Yet another dull, grey day spitting a little drizzle now and then, gets me starting to wonder if the sun will ever make another appearance here in south Texas. Yet I am very happy with the blind and feeder setup here, right next to the motorhome. I am able to draw in quite a few birds, with new varieties showing up each day. The Salineno bird feeding site I visited last week was where I figured I would be spending all my time while here, yet I have not even thought about going back down there since I really don’t see how I could do any better than what I am getting right here. Plus this is a heck of a lot more convenient and also more comfortable, what a great campsite!

Prryhuloxia
Prryhuloxia

My only serious drawbacks here, in addition to no decent light since the sun refuses to cooperate, are the clouds of red wing blackbirds that hover around the campsite waiting for me to drop my attention so they can come in and clean out the feeders, and the campgrounds’ resident gang of javelinas. When I was here a few years back, I remember the birders at the Salineno site would use a slingshot to scare the blackbirds off when they would descend, sometimes by the hundreds, to clean out their feeders, so far here, I only have to clap my hands or bang on the side of the motorhome to get them to leave… but, they do always return.

The javelinas are another story! They are not easily discouraged and will only leave if I physically chase them out, and, of course, they return the instant I get back in the blind. They completely ignore my yelling or clapping from inside the blind or the motorhome, even though they are only 15 feet away, and my attempts to throw rocks at them from inside the confines of the blind are a little pathetic and produce no results. Today, while I took a lunch break, they somehow managed to once again rip down my platform feeder and devour a day’s worth of seed and lard/peanut butter mix, along with a couple of oranges, all in a manner of just minutes. They are really starting to annoy me.

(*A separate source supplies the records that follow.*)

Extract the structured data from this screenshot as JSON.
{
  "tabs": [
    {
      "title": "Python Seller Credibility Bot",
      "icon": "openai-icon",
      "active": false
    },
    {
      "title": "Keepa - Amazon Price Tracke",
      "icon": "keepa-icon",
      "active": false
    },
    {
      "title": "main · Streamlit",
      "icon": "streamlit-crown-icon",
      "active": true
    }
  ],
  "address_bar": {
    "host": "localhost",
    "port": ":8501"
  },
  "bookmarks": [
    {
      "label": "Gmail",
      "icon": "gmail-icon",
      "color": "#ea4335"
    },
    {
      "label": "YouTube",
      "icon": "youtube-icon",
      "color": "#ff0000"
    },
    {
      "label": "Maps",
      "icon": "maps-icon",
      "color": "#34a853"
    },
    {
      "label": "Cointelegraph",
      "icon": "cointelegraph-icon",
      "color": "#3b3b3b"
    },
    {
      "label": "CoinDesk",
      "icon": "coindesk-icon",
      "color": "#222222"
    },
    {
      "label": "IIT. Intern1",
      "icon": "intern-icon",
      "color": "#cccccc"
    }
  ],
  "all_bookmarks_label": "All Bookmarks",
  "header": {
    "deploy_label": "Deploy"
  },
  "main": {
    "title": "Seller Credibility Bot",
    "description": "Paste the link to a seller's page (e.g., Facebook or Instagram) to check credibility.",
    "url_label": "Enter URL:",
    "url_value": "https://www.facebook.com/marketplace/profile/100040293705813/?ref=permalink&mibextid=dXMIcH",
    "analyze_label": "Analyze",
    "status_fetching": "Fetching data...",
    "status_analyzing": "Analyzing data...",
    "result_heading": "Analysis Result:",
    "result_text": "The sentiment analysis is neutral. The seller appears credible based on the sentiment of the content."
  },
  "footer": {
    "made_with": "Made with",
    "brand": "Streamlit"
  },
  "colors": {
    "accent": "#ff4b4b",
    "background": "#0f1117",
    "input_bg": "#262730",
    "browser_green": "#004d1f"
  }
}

Help! I don't know what this mystery bird is
Help! I don’t know what this is
Female Nashville warbler, maybe?
Female Nashville warbler, maybe?

 

 

 

 

 

 

Newcomers today were two birds I really do not know what they are, if anyone out there can help me identify these two, I would really appreciate it! I am only guessing when I label this one a female Nashville warbler and I can find nothing in my bird books to identify the other, even though you would think the striped head would make identification quite easy.

Eurasian-collared Dove
Eurasian-collared Dove
Eurasian-collared Dove
Eurasian-collared Dove

 

 

 

 

 

Inca dove
Inca dove

The Inca doves were new to me and the Eurasian-collared dove also. I am a little confused about the collared dove ID, since the Eurasian-collared dove and the Collared turtle dove are both present in Texas and, to me, look quite similar, and I do see a slight difference in the two photos of these collared doves, so who knows? Again. if anyone out there can help out, I would appreciate it!

Northern cardinal
Northern cardinal
Green jay
Green jay

 

 

 

 

 

 

Green jay
Green jay
Green jay
Green jay
Female hooded oriole, I think!
Female hooded oriole, I think!

 

 

 

 

 

Green jay
Green jay